Here is our Byline rundown for today (full audio available below):
At the top – U.S. Senator Rand Paul says the restoration of voting rights for felons dwarfs all other election-related issues and is a major factor in the disenfranchisement of black male voters. Paul’s remarks came at a forum this week with African American citizens in west Louisville, and today on Byline we discuss the reaction to them with Joe Sonka from LEO Weekly and WFPL Political Editor Phillip M. Bailey.
7:40 - A western Kentucky lawmaker who resigned last week still faces the possibility of censure from his colleagues if allegations that he sexually harassed legislative staffers are proven. An investigative committee pressed ahead this week with an investigation into the conduct of former Democratic state Rep. John Arnold of Sturgis, who announced his resignation in a letter to Gov. Steve Beshear last week. We speak with reporter Jonathan Meador about the latest.

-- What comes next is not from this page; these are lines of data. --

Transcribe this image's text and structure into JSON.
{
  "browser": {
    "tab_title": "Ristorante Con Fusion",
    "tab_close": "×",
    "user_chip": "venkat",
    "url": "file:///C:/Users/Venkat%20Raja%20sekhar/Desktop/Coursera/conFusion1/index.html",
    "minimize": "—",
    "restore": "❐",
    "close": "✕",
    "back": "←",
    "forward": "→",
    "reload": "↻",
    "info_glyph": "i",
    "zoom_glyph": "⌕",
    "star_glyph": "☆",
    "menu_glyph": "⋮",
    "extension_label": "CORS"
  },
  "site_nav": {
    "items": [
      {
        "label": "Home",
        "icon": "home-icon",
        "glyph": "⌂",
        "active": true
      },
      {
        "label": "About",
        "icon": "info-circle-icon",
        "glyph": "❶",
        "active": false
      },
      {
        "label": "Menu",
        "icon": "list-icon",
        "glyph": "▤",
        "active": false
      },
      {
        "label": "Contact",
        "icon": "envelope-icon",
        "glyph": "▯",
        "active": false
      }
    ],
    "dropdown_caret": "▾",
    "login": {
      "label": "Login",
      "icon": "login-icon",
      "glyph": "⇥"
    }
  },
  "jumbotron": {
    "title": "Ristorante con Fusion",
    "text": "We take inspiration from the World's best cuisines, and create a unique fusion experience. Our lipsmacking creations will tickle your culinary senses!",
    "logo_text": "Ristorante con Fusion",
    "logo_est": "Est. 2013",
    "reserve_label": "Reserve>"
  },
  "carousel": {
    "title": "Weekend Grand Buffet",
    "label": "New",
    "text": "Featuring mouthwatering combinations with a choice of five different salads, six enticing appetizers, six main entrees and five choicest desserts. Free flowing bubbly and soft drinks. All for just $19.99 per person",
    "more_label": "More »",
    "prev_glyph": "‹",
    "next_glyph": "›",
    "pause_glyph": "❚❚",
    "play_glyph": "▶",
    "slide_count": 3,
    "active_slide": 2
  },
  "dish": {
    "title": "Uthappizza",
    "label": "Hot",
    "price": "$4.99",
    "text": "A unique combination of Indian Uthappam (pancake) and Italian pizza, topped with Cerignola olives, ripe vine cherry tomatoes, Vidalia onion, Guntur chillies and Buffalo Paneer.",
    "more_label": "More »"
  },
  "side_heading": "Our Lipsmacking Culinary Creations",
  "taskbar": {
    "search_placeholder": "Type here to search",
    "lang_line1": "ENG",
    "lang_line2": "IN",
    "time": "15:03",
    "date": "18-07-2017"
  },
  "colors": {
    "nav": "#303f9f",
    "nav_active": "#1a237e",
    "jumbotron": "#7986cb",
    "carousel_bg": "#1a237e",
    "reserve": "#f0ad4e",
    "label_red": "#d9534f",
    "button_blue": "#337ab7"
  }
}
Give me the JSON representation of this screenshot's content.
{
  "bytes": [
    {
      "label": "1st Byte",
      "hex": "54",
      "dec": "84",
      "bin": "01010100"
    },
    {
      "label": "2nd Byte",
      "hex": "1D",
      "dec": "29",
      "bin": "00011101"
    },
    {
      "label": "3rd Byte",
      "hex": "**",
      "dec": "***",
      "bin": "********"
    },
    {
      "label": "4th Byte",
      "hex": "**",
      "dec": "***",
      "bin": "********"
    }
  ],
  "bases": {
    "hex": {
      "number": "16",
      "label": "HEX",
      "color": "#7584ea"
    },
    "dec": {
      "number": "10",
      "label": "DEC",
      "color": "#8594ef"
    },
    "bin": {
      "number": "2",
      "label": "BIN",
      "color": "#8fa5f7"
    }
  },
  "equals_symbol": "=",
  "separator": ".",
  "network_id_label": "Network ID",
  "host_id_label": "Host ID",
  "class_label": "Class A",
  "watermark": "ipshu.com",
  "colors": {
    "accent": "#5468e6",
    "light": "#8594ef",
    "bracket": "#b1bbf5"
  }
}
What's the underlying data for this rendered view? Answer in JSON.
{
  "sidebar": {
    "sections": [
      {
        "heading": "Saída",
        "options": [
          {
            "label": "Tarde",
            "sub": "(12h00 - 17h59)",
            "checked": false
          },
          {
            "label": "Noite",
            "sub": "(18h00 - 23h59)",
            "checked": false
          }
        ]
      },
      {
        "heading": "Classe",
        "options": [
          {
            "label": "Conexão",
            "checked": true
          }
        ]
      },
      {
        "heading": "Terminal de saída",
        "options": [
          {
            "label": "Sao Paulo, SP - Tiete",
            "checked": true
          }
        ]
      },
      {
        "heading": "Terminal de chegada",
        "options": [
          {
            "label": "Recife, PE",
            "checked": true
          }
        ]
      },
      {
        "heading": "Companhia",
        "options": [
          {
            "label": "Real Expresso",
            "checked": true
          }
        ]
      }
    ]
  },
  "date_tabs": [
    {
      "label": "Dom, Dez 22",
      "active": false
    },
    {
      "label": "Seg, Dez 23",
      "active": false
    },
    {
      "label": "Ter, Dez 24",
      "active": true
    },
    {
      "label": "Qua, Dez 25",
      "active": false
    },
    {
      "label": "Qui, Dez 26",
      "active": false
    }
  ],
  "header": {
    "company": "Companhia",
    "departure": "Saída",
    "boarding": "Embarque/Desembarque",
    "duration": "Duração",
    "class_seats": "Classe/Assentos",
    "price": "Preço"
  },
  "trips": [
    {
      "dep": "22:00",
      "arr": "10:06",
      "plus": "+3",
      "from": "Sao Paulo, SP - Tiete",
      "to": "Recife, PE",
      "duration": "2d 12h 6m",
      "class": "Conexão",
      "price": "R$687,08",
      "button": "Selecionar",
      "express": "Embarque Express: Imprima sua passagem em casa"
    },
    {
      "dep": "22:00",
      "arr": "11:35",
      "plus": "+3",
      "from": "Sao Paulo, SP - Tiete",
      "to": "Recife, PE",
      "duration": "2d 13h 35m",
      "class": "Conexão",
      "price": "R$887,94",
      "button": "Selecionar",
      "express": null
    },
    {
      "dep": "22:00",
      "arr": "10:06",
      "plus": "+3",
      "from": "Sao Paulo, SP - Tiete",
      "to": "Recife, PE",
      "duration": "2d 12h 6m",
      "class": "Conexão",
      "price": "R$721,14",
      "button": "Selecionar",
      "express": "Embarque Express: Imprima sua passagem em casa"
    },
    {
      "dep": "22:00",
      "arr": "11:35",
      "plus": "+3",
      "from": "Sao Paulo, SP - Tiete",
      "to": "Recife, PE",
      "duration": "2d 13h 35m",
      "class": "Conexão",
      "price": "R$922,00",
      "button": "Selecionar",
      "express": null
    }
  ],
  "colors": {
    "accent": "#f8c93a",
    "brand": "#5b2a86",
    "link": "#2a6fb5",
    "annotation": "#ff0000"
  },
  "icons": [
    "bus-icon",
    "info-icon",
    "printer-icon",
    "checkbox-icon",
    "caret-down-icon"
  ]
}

12:00 – For the first time, Louisville’s Pecha Kucha hosted its event with a theme: education. As part of The Next Louisville education project, WFPL helped curate the event which was held outside city hall. The event is meant to share ideas and concepts. The ideas ranged from how we keep, store and retain memory, to using vacant properties for homework parks, and how education should focus more on real world learning. Our education reporter Devin Katayama gives an overview and shares some of the specific ideas.
19:10 – WFPL environment reporter Erica Peterson tells us about Governor Steve Beshear’s remarks this week on global warming and the coal industry, part of his keynote address at this year’s Governor’s Conference for Energy and the Environment. She also talks about a second EPA audit, released this week, that is highly critical of the Louisville Air Pollution Control District’ air monitoring procedures.
24:05 – This coming December 6 will mark the 20th anniversary of the murder of Mary Byron, a Louisville woman shot to death by her former boyfriend on her 21st birthday, outside Mall St. Matthews, where she worked in a hair salon. Byron did not know that Donovan Harris had posted bail and was released from the Jefferson County Jail. He had earlier been arrested for stalking and assaulting Mary. The crime led Mary’s family and others to push for the creation of a notification system under which victims are contacted when their perpetrators are released from jail. It’s called the VINE system and is now used in almost every U.S. state. Mary’s mother, Pat Byron, also established an organization that helps various groups battle domestic violence in their communities. WFPL’s Rick Howlett speaks with Pat Byron about her work.
29:45 – From Brown to Meredith: The Long History of School Desegregation in Louisville, Kentucky, 1954 to 2007“is a new book that chronicles historical efforts to integrate our city’s school system. Author Tracy K’Meyer, Chair of the History Department and co-director of the Oral History Center at the University of Louisville, speaks with WFPL’s Jonathan Bastian about the book and her research.
36:25 – WFPL’s arts and humanities reporter Erin Keane runs through a short list of noteworthy events happening locally this weekend, and then sits down to speak with soprano Emily Albrink, who performs the role of Musetta in Kentucky Opera’s production of La Boheme, which opens tonight.